“Our plan is to get assignments out for incoming freshmen who will be residing on campus during the spring semester first; there’s a few hundred of those that are coming back that did not live on campus this fall and will be moving on campus for the spring semester,” Grief said. “Then, we’re putting plans in place for a general spring move-in because we know we’re going to have a significant number of students who are not on campus previously. So we’re going to have to work through the move-in process for the spring semester, which is a little different than what a normal semester brings.”

A typical fall semester usually entails a renewal process in November for students who live in apartments on campus. They can renew their housing for the next school year to guarantee that they get the same unit as before. This allows housing staff time to prepare for the signup period that usually takes place in February. This year, renewal is not the main priority.

“Because of the challenges of this semester and the number of students who are not living on campus, some of the things that normally taking place in the fall, we’re pushing to the spring,” Grief said. “We still wanted to make sure to give students who would be on campus in the spring every opportunity to renew for the fall of 2021, but all of our renewal events that usually take place in November will not be taking place until January or February of next year.”

Currently, staff is working on identifying which students are coming back for certain. Staff has been following up with students who chose to defer their housing to spring to determine whether their plans remain the same. Grief said that University Housing notified everyone several weeks in advance that they would be allowed to cancel spring housing without penalty by the Nov. 1 deadline.

“There are extenuating circumstances [for] the student: maybe they didn’t find out exactly what courses they were going to be taking, maybe they had some medical issues, maybe they had some family circumstances that have changed their mind and they need to be home,” Grief said. “We’ll work with those students individually on a case by case basis if necessary. But right now, we’re trying to filter through all those students who said they’re not coming back and then, of course, those who are.”

Parts of the planning are still in the works in terms of getting concrete numbers for how many students will be coming back – and, subsequently, how many beds are available. Grief said that staff has been working to try to get information from students.

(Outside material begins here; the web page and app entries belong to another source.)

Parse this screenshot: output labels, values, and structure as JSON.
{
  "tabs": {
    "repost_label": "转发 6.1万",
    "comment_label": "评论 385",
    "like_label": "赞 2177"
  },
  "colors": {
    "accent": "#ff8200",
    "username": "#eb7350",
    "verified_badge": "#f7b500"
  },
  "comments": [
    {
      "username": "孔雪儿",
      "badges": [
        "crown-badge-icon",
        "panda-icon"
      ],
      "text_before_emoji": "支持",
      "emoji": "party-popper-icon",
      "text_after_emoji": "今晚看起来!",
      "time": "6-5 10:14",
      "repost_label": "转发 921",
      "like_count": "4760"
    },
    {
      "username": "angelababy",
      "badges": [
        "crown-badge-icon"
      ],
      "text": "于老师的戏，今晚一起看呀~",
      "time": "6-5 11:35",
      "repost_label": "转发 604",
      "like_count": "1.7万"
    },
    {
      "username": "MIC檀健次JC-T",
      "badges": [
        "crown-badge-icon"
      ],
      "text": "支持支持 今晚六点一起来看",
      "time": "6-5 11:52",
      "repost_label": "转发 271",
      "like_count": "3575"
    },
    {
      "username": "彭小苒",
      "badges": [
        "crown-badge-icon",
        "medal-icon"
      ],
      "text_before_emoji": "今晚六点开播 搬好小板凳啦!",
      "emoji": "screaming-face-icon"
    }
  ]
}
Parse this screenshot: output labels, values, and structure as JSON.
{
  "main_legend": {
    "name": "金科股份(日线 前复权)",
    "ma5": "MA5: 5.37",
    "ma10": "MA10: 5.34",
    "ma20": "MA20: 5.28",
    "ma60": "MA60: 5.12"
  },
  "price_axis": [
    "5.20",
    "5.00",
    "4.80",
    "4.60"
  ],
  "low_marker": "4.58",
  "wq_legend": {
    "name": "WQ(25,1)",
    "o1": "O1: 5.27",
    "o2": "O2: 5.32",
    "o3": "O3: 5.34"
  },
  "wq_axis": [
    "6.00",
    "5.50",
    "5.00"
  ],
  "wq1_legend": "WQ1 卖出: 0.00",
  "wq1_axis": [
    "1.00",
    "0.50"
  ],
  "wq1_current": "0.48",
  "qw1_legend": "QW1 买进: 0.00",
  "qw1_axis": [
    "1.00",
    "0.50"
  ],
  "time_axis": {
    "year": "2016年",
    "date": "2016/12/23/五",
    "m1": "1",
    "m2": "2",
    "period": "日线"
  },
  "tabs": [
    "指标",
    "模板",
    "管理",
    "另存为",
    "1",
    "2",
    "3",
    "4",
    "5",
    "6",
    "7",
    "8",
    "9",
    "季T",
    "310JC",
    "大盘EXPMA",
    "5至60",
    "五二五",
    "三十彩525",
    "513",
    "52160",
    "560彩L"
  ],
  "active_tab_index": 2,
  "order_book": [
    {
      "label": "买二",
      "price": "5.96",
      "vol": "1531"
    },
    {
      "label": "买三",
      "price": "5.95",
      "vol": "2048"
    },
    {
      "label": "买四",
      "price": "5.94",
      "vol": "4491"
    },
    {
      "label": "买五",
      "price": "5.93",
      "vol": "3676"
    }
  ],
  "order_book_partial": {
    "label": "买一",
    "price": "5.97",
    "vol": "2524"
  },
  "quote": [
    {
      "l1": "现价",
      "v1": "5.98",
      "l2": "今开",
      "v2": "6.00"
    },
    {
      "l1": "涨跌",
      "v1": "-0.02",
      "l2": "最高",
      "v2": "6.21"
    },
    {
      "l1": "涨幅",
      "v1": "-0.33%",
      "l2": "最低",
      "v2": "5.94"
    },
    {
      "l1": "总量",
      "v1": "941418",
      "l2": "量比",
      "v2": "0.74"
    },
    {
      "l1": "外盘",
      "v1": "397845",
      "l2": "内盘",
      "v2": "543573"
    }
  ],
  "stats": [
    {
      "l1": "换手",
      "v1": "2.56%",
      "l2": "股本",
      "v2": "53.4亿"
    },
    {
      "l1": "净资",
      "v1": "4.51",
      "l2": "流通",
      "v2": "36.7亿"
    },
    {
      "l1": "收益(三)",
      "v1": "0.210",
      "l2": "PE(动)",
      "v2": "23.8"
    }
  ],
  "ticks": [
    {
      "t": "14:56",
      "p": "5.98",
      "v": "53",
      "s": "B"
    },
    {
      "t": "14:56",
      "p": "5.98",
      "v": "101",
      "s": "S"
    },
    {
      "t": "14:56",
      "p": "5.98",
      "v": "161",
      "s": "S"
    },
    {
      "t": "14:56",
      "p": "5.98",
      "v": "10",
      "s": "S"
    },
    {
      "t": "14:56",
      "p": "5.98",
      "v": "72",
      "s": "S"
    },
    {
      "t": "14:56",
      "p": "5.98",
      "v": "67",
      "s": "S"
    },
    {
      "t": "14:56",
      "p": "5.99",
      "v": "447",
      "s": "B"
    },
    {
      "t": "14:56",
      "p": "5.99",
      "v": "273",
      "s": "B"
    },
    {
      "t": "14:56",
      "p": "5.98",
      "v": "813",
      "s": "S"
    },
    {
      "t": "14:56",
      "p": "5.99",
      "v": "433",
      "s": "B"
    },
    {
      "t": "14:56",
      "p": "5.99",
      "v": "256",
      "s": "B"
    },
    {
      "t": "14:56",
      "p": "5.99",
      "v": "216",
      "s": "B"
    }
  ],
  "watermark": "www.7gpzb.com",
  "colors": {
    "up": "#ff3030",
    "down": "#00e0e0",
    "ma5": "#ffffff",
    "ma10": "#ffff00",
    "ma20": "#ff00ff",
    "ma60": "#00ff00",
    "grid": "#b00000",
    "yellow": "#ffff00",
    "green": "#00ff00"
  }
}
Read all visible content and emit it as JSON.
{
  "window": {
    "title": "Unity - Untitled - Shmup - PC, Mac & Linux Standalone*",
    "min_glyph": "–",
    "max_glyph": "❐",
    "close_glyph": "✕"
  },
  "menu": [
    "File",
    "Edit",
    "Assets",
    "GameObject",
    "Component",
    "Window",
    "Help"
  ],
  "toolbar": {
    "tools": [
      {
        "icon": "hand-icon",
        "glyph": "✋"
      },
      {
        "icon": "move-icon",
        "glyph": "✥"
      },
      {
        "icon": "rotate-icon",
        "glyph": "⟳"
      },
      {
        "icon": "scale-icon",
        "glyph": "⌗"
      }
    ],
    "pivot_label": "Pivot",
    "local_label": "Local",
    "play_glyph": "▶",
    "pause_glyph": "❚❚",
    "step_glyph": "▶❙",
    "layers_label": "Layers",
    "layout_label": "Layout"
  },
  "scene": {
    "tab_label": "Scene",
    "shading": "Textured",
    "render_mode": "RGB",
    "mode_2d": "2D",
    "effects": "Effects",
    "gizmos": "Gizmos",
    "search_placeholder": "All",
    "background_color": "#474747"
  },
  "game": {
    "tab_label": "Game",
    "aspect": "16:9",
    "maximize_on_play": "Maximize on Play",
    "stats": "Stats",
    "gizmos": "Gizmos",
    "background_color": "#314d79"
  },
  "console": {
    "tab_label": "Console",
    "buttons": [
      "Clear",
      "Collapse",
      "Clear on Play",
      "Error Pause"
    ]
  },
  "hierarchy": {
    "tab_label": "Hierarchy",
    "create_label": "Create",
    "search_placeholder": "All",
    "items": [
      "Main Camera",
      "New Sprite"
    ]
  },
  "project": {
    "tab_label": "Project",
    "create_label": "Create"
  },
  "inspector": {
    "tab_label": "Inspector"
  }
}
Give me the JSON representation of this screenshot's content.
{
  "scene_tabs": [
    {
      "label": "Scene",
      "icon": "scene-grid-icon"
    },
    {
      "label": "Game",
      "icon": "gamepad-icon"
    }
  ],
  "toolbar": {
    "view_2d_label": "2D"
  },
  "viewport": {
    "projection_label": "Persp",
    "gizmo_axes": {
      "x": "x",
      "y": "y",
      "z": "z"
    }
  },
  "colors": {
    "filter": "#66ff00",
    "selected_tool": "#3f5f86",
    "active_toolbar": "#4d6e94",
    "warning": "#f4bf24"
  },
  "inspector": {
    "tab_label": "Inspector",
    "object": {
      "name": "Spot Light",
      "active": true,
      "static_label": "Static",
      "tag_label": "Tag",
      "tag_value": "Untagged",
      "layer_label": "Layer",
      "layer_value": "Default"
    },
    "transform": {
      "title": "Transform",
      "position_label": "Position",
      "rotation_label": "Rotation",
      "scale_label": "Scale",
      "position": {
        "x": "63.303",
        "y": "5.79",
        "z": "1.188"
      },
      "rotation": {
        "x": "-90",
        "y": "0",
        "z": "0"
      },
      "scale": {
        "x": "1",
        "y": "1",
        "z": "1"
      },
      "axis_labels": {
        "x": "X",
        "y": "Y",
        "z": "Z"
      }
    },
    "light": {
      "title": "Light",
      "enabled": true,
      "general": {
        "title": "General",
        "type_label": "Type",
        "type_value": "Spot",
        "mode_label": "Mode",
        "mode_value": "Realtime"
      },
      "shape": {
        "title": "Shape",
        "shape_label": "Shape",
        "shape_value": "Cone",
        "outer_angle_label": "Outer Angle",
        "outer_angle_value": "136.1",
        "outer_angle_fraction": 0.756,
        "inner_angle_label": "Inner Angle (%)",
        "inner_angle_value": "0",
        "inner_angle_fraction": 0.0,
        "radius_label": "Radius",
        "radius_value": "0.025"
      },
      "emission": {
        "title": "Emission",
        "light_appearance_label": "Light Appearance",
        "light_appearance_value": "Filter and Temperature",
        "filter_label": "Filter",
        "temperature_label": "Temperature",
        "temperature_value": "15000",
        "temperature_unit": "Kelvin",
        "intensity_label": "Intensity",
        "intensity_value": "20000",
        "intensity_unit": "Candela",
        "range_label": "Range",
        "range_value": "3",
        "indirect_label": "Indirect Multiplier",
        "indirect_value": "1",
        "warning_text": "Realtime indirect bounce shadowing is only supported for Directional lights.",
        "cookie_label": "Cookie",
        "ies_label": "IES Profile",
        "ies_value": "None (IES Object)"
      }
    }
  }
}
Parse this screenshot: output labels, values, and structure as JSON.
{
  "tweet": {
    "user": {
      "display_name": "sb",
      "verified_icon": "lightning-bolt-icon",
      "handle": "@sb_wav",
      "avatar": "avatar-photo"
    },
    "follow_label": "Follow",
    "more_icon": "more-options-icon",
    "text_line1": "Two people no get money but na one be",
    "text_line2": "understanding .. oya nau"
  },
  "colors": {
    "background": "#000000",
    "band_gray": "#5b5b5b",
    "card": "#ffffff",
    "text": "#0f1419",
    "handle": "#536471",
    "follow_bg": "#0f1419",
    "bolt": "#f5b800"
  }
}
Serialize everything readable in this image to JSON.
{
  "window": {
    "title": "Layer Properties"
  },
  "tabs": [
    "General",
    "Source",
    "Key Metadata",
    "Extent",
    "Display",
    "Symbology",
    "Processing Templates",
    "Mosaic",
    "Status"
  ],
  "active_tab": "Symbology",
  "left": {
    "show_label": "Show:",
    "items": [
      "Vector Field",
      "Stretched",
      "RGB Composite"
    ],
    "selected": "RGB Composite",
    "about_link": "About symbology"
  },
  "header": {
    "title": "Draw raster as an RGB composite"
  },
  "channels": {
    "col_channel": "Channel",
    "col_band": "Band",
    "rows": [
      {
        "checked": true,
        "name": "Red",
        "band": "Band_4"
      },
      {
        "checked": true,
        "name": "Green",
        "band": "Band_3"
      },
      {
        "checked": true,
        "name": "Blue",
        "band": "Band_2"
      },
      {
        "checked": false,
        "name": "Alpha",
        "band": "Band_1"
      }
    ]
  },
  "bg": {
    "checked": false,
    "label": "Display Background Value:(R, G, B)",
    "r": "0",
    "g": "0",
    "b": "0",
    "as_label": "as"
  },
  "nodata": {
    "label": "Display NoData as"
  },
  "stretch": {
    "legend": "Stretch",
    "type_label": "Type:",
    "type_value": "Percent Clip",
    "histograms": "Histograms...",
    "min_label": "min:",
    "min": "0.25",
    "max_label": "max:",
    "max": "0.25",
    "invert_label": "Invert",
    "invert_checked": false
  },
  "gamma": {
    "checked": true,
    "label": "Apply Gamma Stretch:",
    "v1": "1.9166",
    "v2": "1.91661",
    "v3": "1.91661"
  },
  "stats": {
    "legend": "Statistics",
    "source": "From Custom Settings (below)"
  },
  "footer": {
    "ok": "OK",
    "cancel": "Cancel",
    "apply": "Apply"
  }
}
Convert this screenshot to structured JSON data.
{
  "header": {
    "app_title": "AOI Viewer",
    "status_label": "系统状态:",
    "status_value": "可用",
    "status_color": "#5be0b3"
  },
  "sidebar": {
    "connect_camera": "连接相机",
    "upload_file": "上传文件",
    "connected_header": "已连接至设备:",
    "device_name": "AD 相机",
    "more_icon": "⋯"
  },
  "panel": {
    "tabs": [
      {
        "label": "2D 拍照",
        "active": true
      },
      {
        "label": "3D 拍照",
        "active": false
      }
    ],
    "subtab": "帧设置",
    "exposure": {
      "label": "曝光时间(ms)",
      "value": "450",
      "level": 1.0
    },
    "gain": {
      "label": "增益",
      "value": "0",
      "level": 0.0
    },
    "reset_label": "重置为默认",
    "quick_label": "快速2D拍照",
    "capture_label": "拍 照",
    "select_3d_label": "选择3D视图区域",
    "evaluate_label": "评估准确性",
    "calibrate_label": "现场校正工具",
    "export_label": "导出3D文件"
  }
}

“Looks like around 400 or so apartment students would be coming back who really previously said they were going to defer for the spring semester, but that number changes daily,” Grief said. “The past week was rough. As you know, we get cancellations in and people changing their mind and they want to come back so we’ll continue to adjust that number.”

Procedures have also been put in place for how housing will proceed with pandemic guidelines following the influx of students in the spring.

“It’ll be similar to the fall,” Grief said. “We have 110 beds set aside for isolation quarantine. What we’re finding this fall – with the number of students that we’ve had to deal with and relocate – [is that] we never used more than 25% of those units. So, I think we have space.”

Grief said that this upcoming semester, housing is hoping to open more events for students and more opportunities that weren’t possible this fall semester.

“I just think it has just been a challenge for our students and our staff who work with the students closely to kind of provide the same quality of living experience without the events and programs we held,” Grief said. “We certainly hope that we’ll get some more folks involved in the spring semester and get them out of their rooms. We want to give them that opportunity to have the interaction with other students.”